[EXERCISE BRIEF] Please copy out each line of the listing that contains the word "this".
[DATA TO EXAMINE — start]
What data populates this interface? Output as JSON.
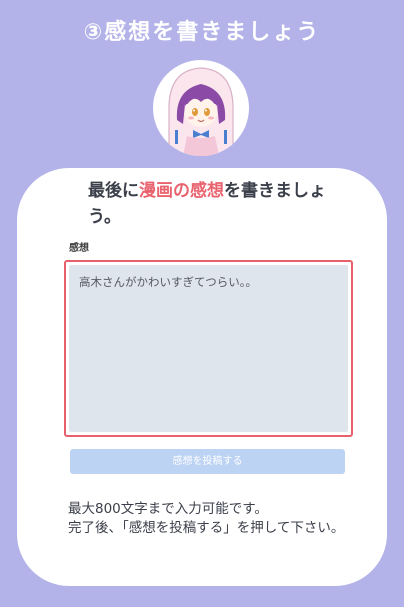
{
  "header": {
    "step_title": "③感想を書きましょう"
  },
  "avatar": {
    "icon": "character-avatar"
  },
  "card": {
    "heading_prefix": "最後に",
    "heading_highlight": "漫画の感想",
    "heading_suffix": "を書きましょう。",
    "field_label": "感想",
    "textarea_value": "高木さんがかわいすぎてつらい。。",
    "submit_label": "感想を投稿する",
    "note_line1": "最大800文字まで入力可能です。",
    "note_line2": "完了後、「感想を投稿する」を押して下さい。"
  },
  "colors": {
    "background": "#b3b3ea",
    "highlight": "#e9636f",
    "textarea_border": "#e8606b",
    "textarea_fill": "#dfe5ed",
    "button_disabled": "#bdd3f4"
  }
}
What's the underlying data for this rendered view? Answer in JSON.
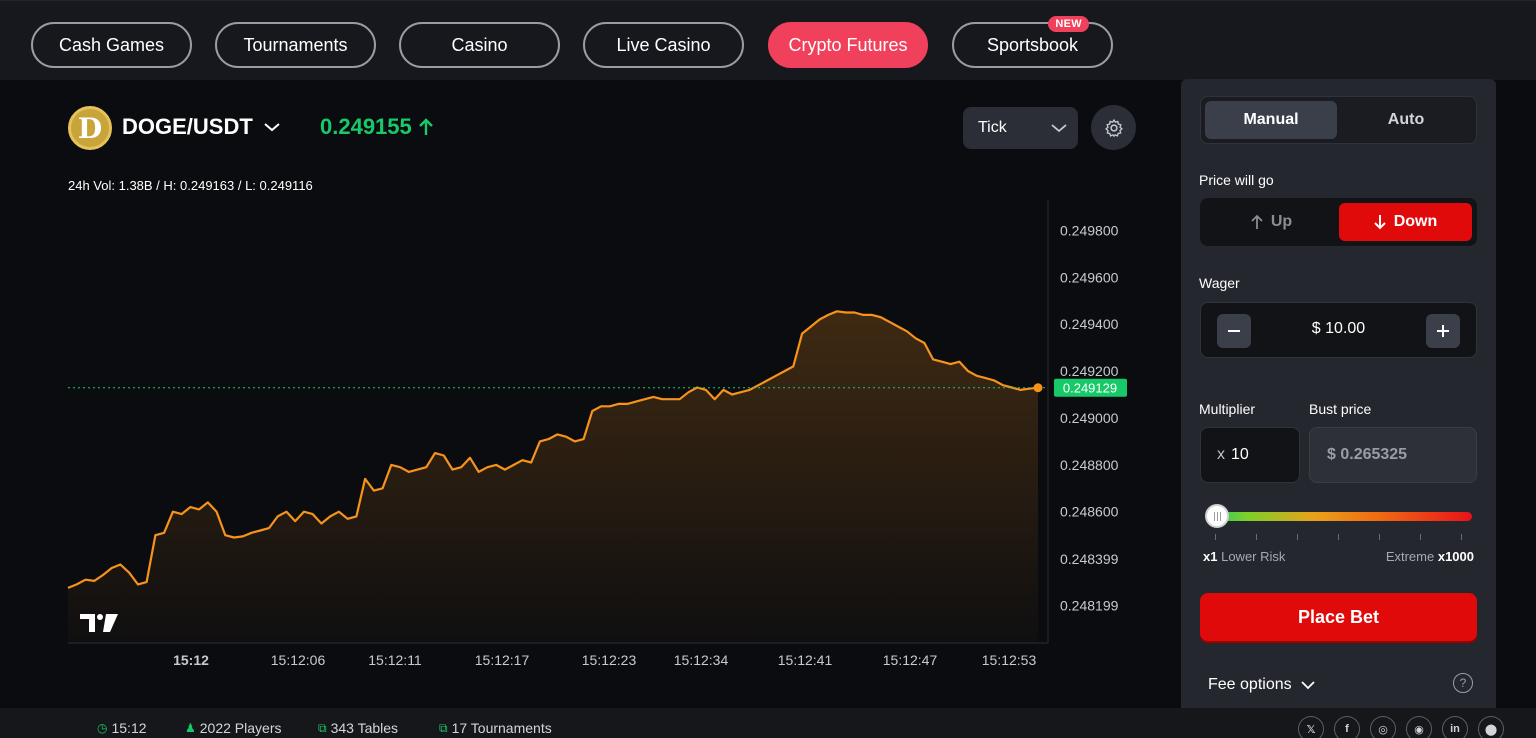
{
  "nav": {
    "tabs": [
      {
        "label": "Cash Games"
      },
      {
        "label": "Tournaments"
      },
      {
        "label": "Casino"
      },
      {
        "label": "Live Casino"
      },
      {
        "label": "Crypto Futures",
        "active": true
      },
      {
        "label": "Sportsbook",
        "badge": "NEW"
      }
    ]
  },
  "market": {
    "coin_letter": "D",
    "pair": "DOGE/USDT",
    "price": "0.249155",
    "stats": "24h Vol: 1.38B / H: 0.249163 / L: 0.249116",
    "interval": "Tick"
  },
  "chart_data": {
    "type": "area",
    "series": [
      {
        "values": [
          0.248275,
          0.24829,
          0.24831,
          0.248305,
          0.24833,
          0.24836,
          0.248375,
          0.24834,
          0.24829,
          0.2483,
          0.2485,
          0.24851,
          0.2486,
          0.24859,
          0.24862,
          0.24861,
          0.24864,
          0.2486,
          0.2485,
          0.24849,
          0.248495,
          0.24851,
          0.24852,
          0.24853,
          0.24858,
          0.2486,
          0.24856,
          0.2486,
          0.24859,
          0.24855,
          0.24858,
          0.2486,
          0.24857,
          0.24858,
          0.24874,
          0.24869,
          0.2487,
          0.2488,
          0.24879,
          0.24877,
          0.24878,
          0.24879,
          0.24885,
          0.24884,
          0.24878,
          0.24879,
          0.24883,
          0.24877,
          0.24879,
          0.2488,
          0.24878,
          0.2488,
          0.24882,
          0.24881,
          0.2489,
          0.24891,
          0.24893,
          0.24892,
          0.2489,
          0.24891,
          0.24903,
          0.24905,
          0.24905,
          0.24906,
          0.24906,
          0.24907,
          0.24908,
          0.24909,
          0.24908,
          0.24908,
          0.24908,
          0.24911,
          0.24913,
          0.24912,
          0.24908,
          0.24912,
          0.2491,
          0.24911,
          0.24912,
          0.24914,
          0.24916,
          0.24918,
          0.2492,
          0.24922,
          0.24936,
          0.24939,
          0.24942,
          0.24944,
          0.249455,
          0.24945,
          0.24945,
          0.24944,
          0.24944,
          0.24943,
          0.24941,
          0.24939,
          0.24937,
          0.24934,
          0.24932,
          0.24925,
          0.24924,
          0.24923,
          0.24924,
          0.2492,
          0.24918,
          0.24917,
          0.24916,
          0.24914,
          0.24913,
          0.24912,
          0.249125,
          0.249129
        ]
      }
    ],
    "y_ticks": [
      "0.249800",
      "0.249600",
      "0.249400",
      "0.249200",
      "0.249000",
      "0.248800",
      "0.248600",
      "0.248399",
      "0.248199"
    ],
    "x_ticks": [
      "15:12",
      "15:12:06",
      "15:12:11",
      "15:12:17",
      "15:12:23",
      "15:12:34",
      "15:12:41",
      "15:12:47",
      "15:12:53"
    ],
    "current_price_label": "0.249129",
    "ylim": [
      0.24804,
      0.24993
    ],
    "line_color": "#f7931a",
    "marker_color": "#18c96a"
  },
  "panel": {
    "modes": [
      "Manual",
      "Auto"
    ],
    "active_mode": "Manual",
    "direction_label": "Price will go",
    "up_label": "Up",
    "down_label": "Down",
    "wager_label": "Wager",
    "wager_value": "$ 10.00",
    "multiplier_label": "Multiplier",
    "bust_label": "Bust price",
    "multiplier_prefix": "x",
    "multiplier_value": "10",
    "bust_value": "$ 0.265325",
    "risk_low_mult": "x1",
    "risk_low_label": "Lower Risk",
    "risk_high_label": "Extreme",
    "risk_high_mult": "x1000",
    "place_bet": "Place Bet",
    "fee_options": "Fee options",
    "help": "?"
  },
  "footer": {
    "time": "15:12",
    "players": "2022 Players",
    "tables": "343 Tables",
    "tournaments": "17 Tournaments",
    "socials": [
      "𝕏",
      "f",
      "◎",
      "◉",
      "in",
      "⬤"
    ]
  },
  "colors": {
    "accent": "#f0405c",
    "up": "#18c96a",
    "down": "#e00a0a"
  }
}
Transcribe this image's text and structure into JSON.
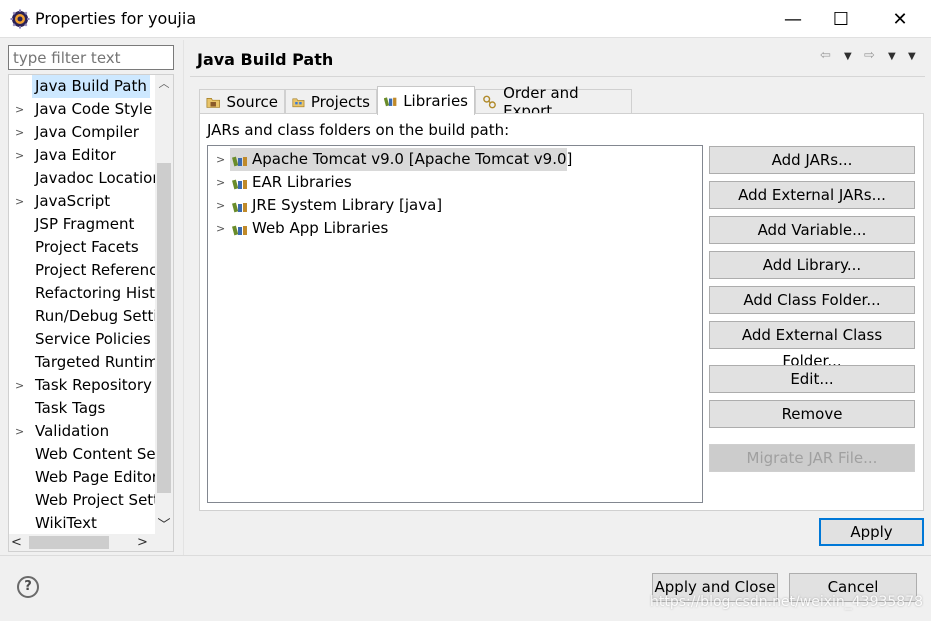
{
  "window": {
    "title": "Properties for youjia",
    "minimize": "—",
    "maximize": "☐",
    "close": "✕"
  },
  "filter": {
    "placeholder": "type filter text"
  },
  "nav": {
    "items": [
      {
        "label": "Java Build Path",
        "expandable": false,
        "selected": true
      },
      {
        "label": "Java Code Style",
        "expandable": true
      },
      {
        "label": "Java Compiler",
        "expandable": true
      },
      {
        "label": "Java Editor",
        "expandable": true
      },
      {
        "label": "Javadoc Location",
        "expandable": false
      },
      {
        "label": "JavaScript",
        "expandable": true
      },
      {
        "label": "JSP Fragment",
        "expandable": false
      },
      {
        "label": "Project Facets",
        "expandable": false
      },
      {
        "label": "Project References",
        "expandable": false
      },
      {
        "label": "Refactoring History",
        "expandable": false
      },
      {
        "label": "Run/Debug Settings",
        "expandable": false
      },
      {
        "label": "Service Policies",
        "expandable": false
      },
      {
        "label": "Targeted Runtimes",
        "expandable": false
      },
      {
        "label": "Task Repository",
        "expandable": true
      },
      {
        "label": "Task Tags",
        "expandable": false
      },
      {
        "label": "Validation",
        "expandable": true
      },
      {
        "label": "Web Content Settings",
        "expandable": false
      },
      {
        "label": "Web Page Editor",
        "expandable": false
      },
      {
        "label": "Web Project Settings",
        "expandable": false
      },
      {
        "label": "WikiText",
        "expandable": false
      }
    ]
  },
  "page": {
    "title": "Java Build Path",
    "tabs": [
      {
        "label": "Source",
        "icon": "source-folder-icon"
      },
      {
        "label": "Projects",
        "icon": "projects-icon"
      },
      {
        "label": "Libraries",
        "icon": "libraries-icon",
        "active": true
      },
      {
        "label": "Order and Export",
        "icon": "order-export-icon"
      }
    ],
    "panel_label": "JARs and class folders on the build path:",
    "libraries": [
      {
        "label": "Apache Tomcat v9.0 [Apache Tomcat v9.0]",
        "selected": true
      },
      {
        "label": "EAR Libraries"
      },
      {
        "label": "JRE System Library [java]"
      },
      {
        "label": "Web App Libraries"
      }
    ],
    "buttons": {
      "add_jars": "Add JARs...",
      "add_external_jars": "Add External JARs...",
      "add_variable": "Add Variable...",
      "add_library": "Add Library...",
      "add_class_folder": "Add Class Folder...",
      "add_external_class_folder": "Add External Class Folder...",
      "edit": "Edit...",
      "remove": "Remove",
      "migrate_jar": "Migrate JAR File..."
    },
    "apply": "Apply"
  },
  "footer": {
    "help": "?",
    "apply_and_close": "Apply and Close",
    "cancel": "Cancel",
    "watermark": "https://blog.csdn.net/weixin_43935878"
  },
  "colors": {
    "accent": "#0078d7",
    "selection": "#cde8ff",
    "tree_selection": "#d9d9d9"
  }
}
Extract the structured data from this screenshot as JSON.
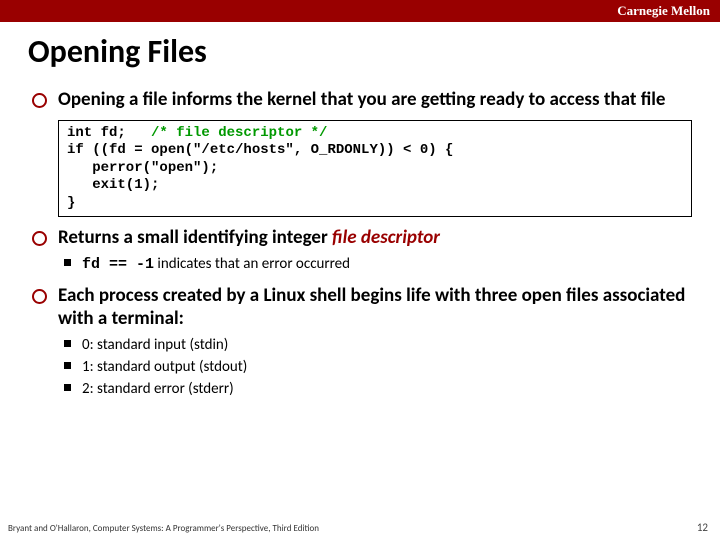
{
  "header": {
    "org": "Carnegie Mellon"
  },
  "title": "Opening Files",
  "bullets": [
    {
      "lead": "Opening a file informs the kernel that you are getting ready to access that file",
      "code": {
        "line1_pre": "int fd;   ",
        "line1_comment": "/* file descriptor */",
        "rest": "\nif ((fd = open(\"/etc/hosts\", O_RDONLY)) < 0) {\n   perror(\"open\");\n   exit(1);\n}"
      }
    },
    {
      "lead_pre": "Returns a small identifying integer ",
      "lead_em": "file descriptor",
      "sub": [
        {
          "mono": "fd == -1",
          "after": " indicates that an error occurred"
        }
      ]
    },
    {
      "lead": "Each process created by a Linux shell begins life with three open files associated with a terminal:",
      "sub": [
        {
          "text": "0: standard input (stdin)"
        },
        {
          "text": "1: standard output (stdout)"
        },
        {
          "text": "2: standard error (stderr)"
        }
      ]
    }
  ],
  "footer": {
    "cite": "Bryant and O'Hallaron, Computer Systems: A Programmer's Perspective, Third Edition",
    "page": "12"
  }
}
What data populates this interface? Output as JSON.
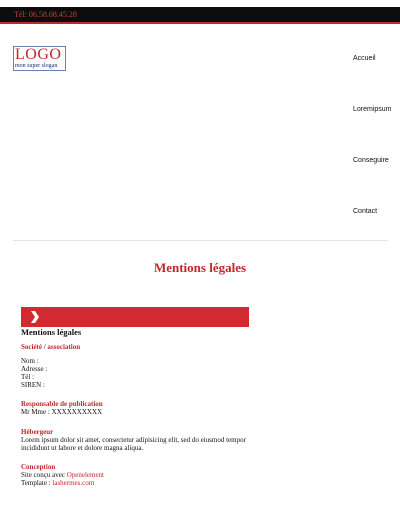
{
  "header": {
    "phone": "Tél: 06.58.08.45.28"
  },
  "logo": {
    "text": "LOGO",
    "slogan": "mon super slogan"
  },
  "nav": {
    "items": [
      "Accueil",
      "Loremipsum",
      "Conseguire",
      "Contact"
    ]
  },
  "page": {
    "title": "Mentions légales"
  },
  "legal": {
    "heading": "Mentions légales",
    "company_section": "Société / association",
    "name_label": "Nom :",
    "address_label": "Adresse :",
    "phone_label": "Tél :",
    "siren_label": "SIREN :",
    "publisher_section": "Responsable de publication",
    "publisher_value": "Mr Mme : XXXXXXXXXX",
    "host_section": "Hébergeur",
    "host_text": "Lorem ipsum dolor sit amet, consectetur adipisicing elit, sed do eiusmod tempor incididunt ut labore et dolore magna aliqua.",
    "design_section": "Conception",
    "design_prefix": "Site conçu avec",
    "design_link": "Openelement",
    "template_prefix": "Template :",
    "template_link": "lashermes.com"
  },
  "colors": {
    "accent": "#c1272d",
    "banner": "#d32a2f",
    "topbar": "#0c0c0c"
  }
}
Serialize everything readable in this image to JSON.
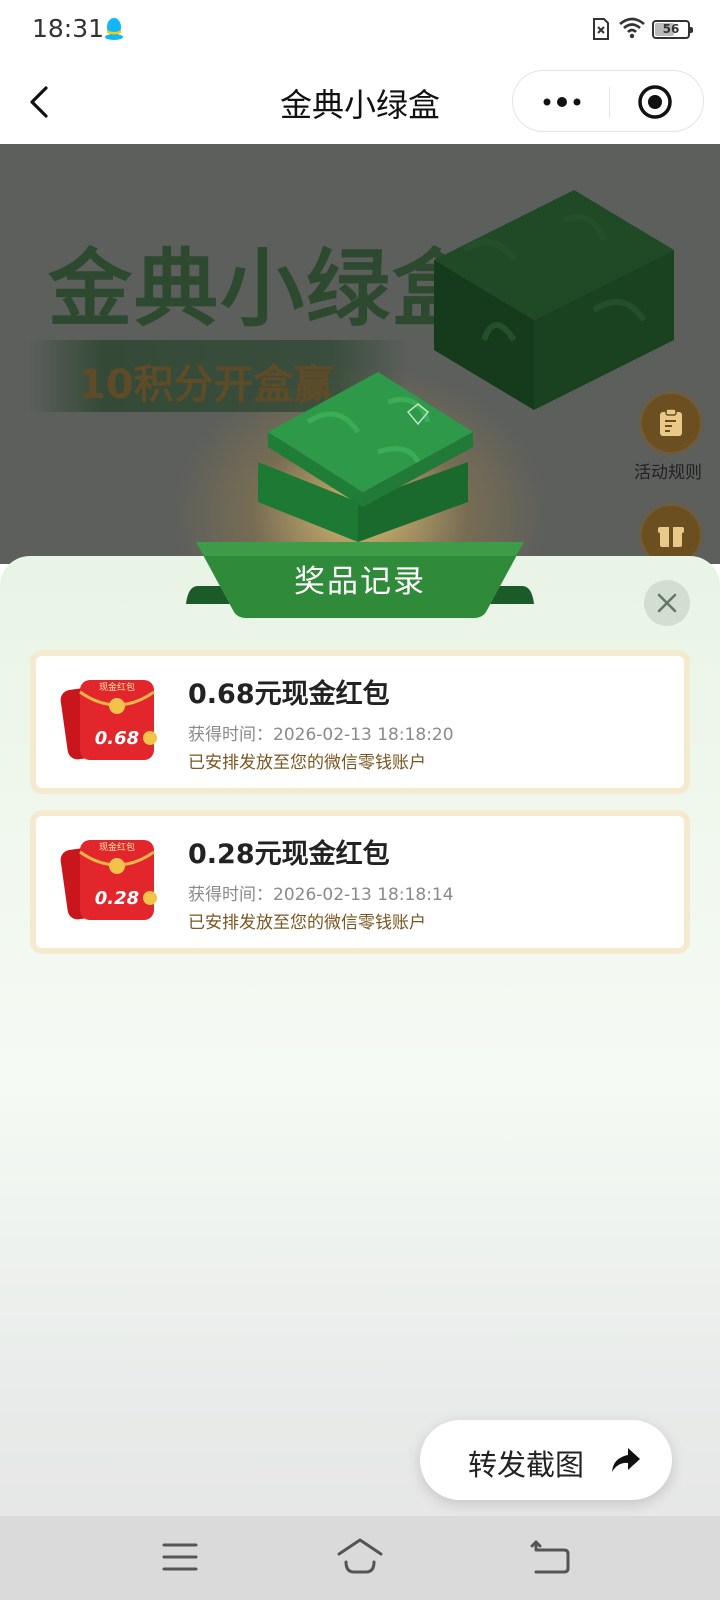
{
  "status_bar": {
    "time": "18:31",
    "battery": "56",
    "battery_level": 0.56,
    "icons": [
      "qq-icon",
      "sim-off-icon",
      "wifi-icon",
      "battery-icon"
    ]
  },
  "title_bar": {
    "title": "金典小绿盒",
    "icons": [
      "back-arrow-icon",
      "more-dots-icon",
      "target-icon"
    ]
  },
  "banner": {
    "title": "金典小绿盒",
    "subtitle": "10积分开盒赢",
    "rules_label": "活动规则",
    "icons": [
      "rules-icon",
      "gift-icon"
    ]
  },
  "sheet": {
    "title": "奖品记录",
    "records": [
      {
        "title": "0.68元现金红包",
        "envelope_label": "现金红包",
        "envelope_amount": "0.68",
        "time_label": "获得时间：",
        "time": "2026-02-13 18:18:20",
        "note": "已安排发放至您的微信零钱账户"
      },
      {
        "title": "0.28元现金红包",
        "envelope_label": "现金红包",
        "envelope_amount": "0.28",
        "time_label": "获得时间：",
        "time": "2026-02-13 18:18:14",
        "note": "已安排发放至您的微信零钱账户"
      }
    ],
    "share_label": "转发截图",
    "icons": [
      "close-icon",
      "share-arrow-icon"
    ]
  },
  "nav_bar": {
    "icons": [
      "menu-icon",
      "home-icon",
      "back-icon"
    ]
  },
  "colors": {
    "accent_green": "#2f8a3a",
    "card_border": "#f4ead0",
    "note_brown": "#7a5520",
    "envelope_red": "#e3262b"
  }
}
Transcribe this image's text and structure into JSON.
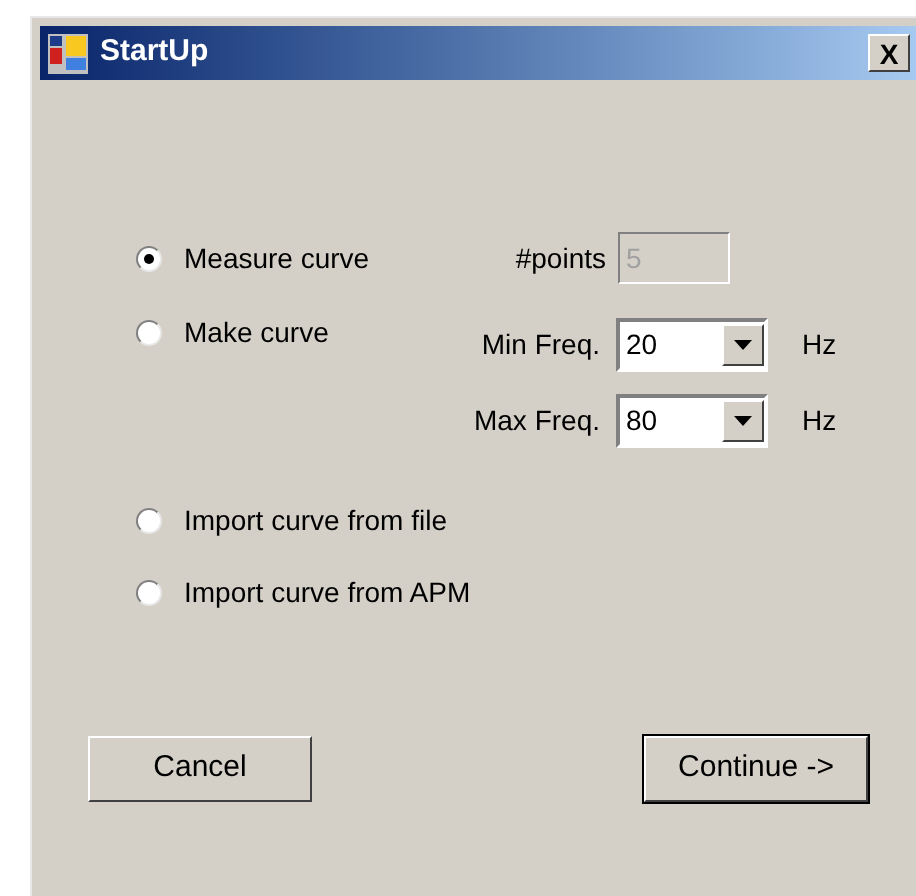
{
  "window": {
    "title": "StartUp",
    "close": "X"
  },
  "modes": [
    {
      "label": "Measure curve",
      "selected": true
    },
    {
      "label": "Make curve",
      "selected": false
    }
  ],
  "points": {
    "label": "#points",
    "value": "5",
    "disabled": true
  },
  "freqs": [
    {
      "label": "Min Freq.",
      "value": "20",
      "unit": "Hz"
    },
    {
      "label": "Max Freq.",
      "value": "80",
      "unit": "Hz"
    }
  ],
  "imports": [
    {
      "label": "Import curve from file",
      "selected": false
    },
    {
      "label": "Import curve from APM",
      "selected": false
    }
  ],
  "buttons": [
    {
      "label": "Cancel",
      "default": false
    },
    {
      "label": "Continue ->",
      "default": true
    }
  ]
}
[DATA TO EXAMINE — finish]
[EXERCISE OUTPUT]
What data populates this interface? Output as JSON.
What's the underlying data for this rendered view? Answer in JSON.
Transcribe this image's text and structure into JSON.
Extract the structured data from this screenshot as JSON.
What data populates this interface? Output as JSON.
Serialize everything readable in this image to JSON.
Transcribe this image's text and structure into JSON.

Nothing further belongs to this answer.